2. Rodriguez, Hethir. “Progesterone Fertility Guide.” Edited by Kim Langdon Cull, MD. Natural Fertility Info. The Natural Fertility Company, December 3, 2018. https://natural-fertility-info.com/progesterone-fertility-guide.
3. Rodriguez, Hethir. “5 Ways Low Progesterone Affects Fertility & Pregnancy.” Edited by Christine Traxler, MD. Natural Fertility Info.com, June 14, 2019. https://natural-fertility-info.com/5-ways-low-progesterone-affects-fertility-pregnancy.html.
4. Oettel, M, and A K Mukhopadhyay. “Progesterone: the Forgotten Hormone in Men?” The aging male : the official journal of the International Society for the Study of the Aging Male. U.S. National Library of Medicine, September 2004. https://www.ncbi.nlm.nih.gov/pubmed/15669543.
5. “Serum Progesterone: MedlinePlus Medical Encyclopedia.” MedlinePlus. U.S. National Library of Medicine. Accessed September 23, 2019. https://medlineplus.gov/ency/article/003714.htm.
6. Regidor, P-A. “Progesterone in Peri- and Postmenopause: A Review.” Geburtshilfe und Frauenheilkunde. Georg Thieme Verlag KG, November 2014. https://www.ncbi.nlm.nih.gov/pmc/articles/PMC4245250/.
7. “Chasteberry.” National Center for Complementary and Integrative Health. U.S. Department of Health and Human Services, November 29, 2016. https://nccih.nih.gov/health/chasteberry.
8. Parenthood, Planned. “What Is the Effectiveness of Birth Control Pills?” Planned Parenthood. Accessed September 23, 2019. https://www.plannedparenthood.org/learn/birth-control/birth-control-pill/how-effective-is-the-birth-control-pill.
9. Parenthood, Planned. “What Is Endometriosis?: Signs, Symptoms and Causes.” Planned Parenthood. Accessed September 23, 2019. https://www.plannedparenthood.org/learn/health-and-wellness/endometriosis.
10. Li, Yanfen, Malavika K Adur, Athilakshmi Kannan, Juanmahel Davila, Yuechao Zhao, Romana A Nowak, Milan K Bagchi, Indrani C Bagchi, and Quanxi Li. “Progesterone Alleviates Endometriosis via Inhibition of Uterine Cell Proliferation, Inflammation and Angiogenesis in an Immunocompetent Mouse Model.” PloS one. Public Library of Science, October 24, 2016. https://www.ncbi.nlm.nih.gov/pmc/articles/PMC5077092/.

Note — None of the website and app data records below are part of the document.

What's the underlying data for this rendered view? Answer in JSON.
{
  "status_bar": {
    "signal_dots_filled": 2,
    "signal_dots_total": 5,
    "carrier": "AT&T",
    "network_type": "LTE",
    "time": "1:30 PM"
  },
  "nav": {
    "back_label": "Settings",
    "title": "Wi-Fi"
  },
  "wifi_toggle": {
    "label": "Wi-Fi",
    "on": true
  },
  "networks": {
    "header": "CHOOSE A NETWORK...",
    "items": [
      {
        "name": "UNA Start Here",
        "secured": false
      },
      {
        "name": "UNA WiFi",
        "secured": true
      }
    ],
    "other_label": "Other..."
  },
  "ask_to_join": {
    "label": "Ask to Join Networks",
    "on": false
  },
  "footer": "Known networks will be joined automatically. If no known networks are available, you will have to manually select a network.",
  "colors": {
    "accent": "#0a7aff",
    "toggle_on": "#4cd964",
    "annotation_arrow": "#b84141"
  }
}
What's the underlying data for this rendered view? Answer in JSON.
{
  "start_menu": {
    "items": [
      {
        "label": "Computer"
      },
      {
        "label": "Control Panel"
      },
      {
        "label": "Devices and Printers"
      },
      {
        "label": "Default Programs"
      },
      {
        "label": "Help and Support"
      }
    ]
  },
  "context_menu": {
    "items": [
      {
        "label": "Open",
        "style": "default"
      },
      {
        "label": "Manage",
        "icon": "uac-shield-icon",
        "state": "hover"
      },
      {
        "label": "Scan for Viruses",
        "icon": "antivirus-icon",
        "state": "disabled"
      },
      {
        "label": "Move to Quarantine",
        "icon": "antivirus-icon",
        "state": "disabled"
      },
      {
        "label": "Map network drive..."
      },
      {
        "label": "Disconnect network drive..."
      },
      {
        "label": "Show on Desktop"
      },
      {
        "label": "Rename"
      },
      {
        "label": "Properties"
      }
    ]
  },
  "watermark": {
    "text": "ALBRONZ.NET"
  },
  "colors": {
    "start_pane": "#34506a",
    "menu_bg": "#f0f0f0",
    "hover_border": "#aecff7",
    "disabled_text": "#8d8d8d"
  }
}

11. Parenthood, Planned. “Polycystic Ovary Syndrome (PCOS).” Planned Parenthood. Accessed September 23, 2019. https://www.plannedparenthood.org/learn/health-and-wellness/polycystic-ovary-syndrome-pcos.
12. Parenthood, Planned. “How to Use Birth Control Pills: Follow Easy Instructions.” Planned Parenthood. Accessed September 23, 2019. https://www.plannedparenthood.org/learn/birth-control/birth-control-pill/how-do-i-use-the-birth-control-pill.
13. Cooper, Danielle B. “Oral Contraceptive Pills.” StatPearls [Internet]. U.S. National Library of Medicine, August 14, 2019. https://www.ncbi.nlm.nih.gov/books/NBK430882/.